THE TASK: Which lines of the records below contain the word "this"? Show each one.

Component data from apps and pages

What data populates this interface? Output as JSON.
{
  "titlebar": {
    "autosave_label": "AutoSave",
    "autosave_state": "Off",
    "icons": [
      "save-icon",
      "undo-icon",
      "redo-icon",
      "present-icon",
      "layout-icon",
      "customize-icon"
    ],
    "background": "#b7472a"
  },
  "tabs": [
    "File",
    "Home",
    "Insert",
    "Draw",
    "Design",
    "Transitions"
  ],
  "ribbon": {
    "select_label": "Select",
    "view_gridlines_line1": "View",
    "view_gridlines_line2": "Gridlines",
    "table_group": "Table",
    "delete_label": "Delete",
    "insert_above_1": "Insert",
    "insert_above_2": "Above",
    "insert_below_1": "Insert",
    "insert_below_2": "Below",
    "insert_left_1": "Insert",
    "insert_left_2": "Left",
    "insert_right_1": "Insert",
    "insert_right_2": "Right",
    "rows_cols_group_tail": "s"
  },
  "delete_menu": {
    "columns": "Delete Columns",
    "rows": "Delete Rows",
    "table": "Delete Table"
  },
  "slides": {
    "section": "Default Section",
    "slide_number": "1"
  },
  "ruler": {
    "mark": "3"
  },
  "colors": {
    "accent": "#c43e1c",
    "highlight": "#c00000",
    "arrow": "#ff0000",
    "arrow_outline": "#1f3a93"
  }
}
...
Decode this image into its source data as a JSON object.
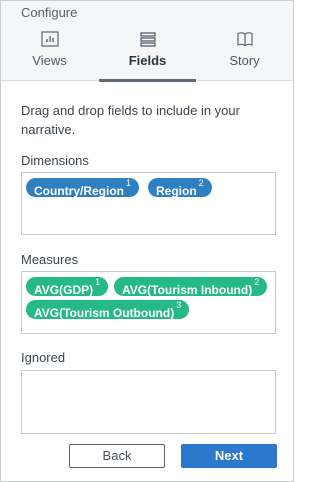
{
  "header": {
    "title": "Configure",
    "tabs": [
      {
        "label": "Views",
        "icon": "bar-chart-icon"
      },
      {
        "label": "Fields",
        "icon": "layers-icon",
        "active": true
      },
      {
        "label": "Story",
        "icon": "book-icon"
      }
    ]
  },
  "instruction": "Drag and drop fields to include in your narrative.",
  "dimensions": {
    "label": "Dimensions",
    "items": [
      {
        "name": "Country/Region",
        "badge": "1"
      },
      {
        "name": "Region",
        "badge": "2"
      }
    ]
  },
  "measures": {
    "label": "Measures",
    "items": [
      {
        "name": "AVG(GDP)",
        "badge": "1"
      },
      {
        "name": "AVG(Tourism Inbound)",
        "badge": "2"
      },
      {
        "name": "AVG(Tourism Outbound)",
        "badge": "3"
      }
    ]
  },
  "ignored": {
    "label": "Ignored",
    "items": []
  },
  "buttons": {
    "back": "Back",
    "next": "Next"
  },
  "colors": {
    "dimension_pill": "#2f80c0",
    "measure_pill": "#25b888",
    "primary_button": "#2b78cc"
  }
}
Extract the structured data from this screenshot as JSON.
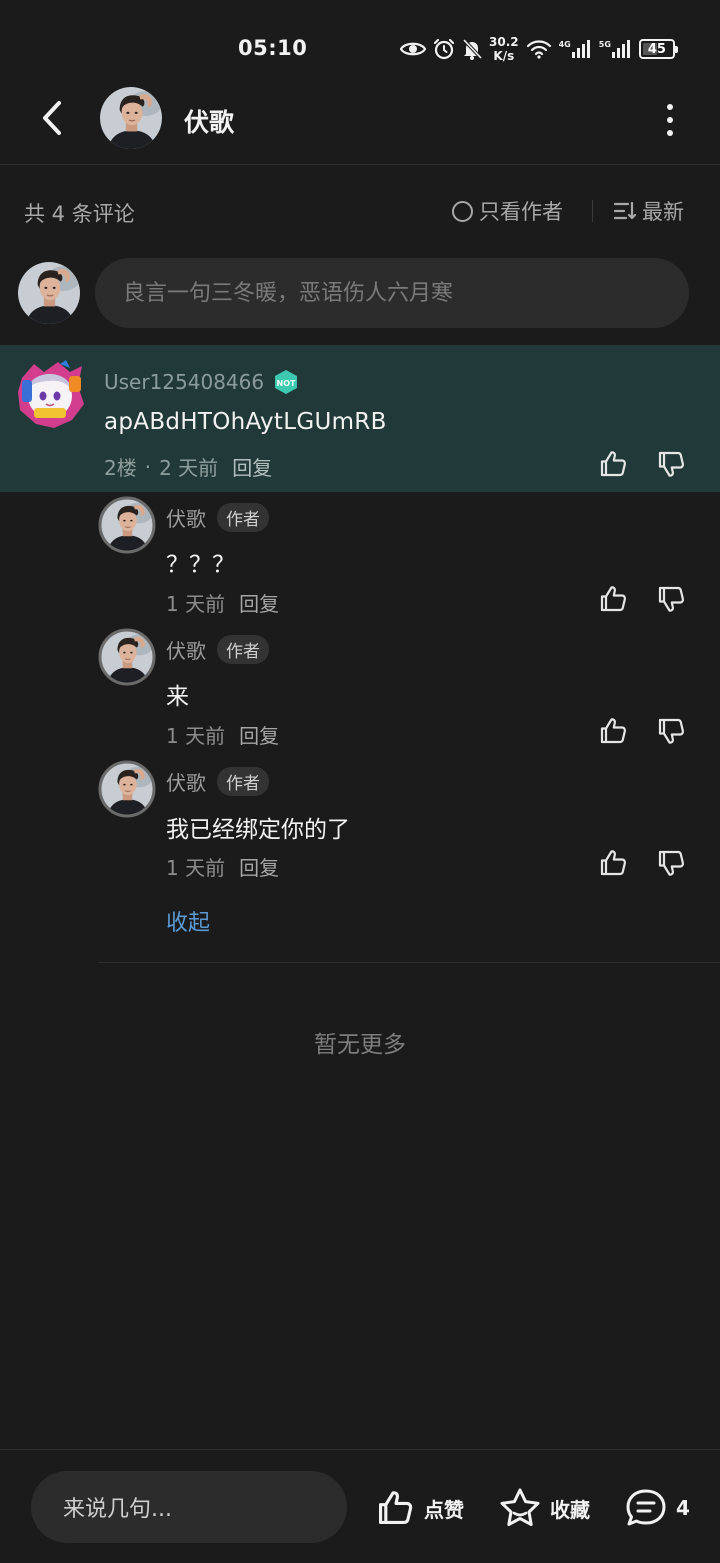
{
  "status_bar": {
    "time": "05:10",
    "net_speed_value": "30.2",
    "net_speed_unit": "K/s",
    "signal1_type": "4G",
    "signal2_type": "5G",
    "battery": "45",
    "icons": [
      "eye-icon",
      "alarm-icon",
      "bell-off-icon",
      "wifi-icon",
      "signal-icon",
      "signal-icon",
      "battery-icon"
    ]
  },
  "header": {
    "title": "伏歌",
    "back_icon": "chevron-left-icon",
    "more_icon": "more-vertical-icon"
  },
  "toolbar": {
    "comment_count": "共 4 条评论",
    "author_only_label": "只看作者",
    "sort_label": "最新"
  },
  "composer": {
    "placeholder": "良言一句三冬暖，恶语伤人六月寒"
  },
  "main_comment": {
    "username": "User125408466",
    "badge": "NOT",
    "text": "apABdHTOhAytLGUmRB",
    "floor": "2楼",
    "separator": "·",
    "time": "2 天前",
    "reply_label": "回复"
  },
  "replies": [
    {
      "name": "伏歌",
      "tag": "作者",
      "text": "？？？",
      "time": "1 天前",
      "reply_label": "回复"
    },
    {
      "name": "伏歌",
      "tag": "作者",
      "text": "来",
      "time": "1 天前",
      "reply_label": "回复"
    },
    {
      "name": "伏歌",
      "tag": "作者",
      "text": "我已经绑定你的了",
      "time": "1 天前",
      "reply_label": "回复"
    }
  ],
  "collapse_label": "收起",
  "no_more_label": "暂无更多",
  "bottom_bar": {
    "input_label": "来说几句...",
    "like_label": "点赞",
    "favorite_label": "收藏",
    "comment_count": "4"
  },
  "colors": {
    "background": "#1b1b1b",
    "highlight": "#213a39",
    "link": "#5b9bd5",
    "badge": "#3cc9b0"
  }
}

SOLUTION TO THE PROBLEM:
What data populates this interface? Output as JSON.
Decode this image into its source data as a JSON object.
Extract the structured data from this screenshot as JSON.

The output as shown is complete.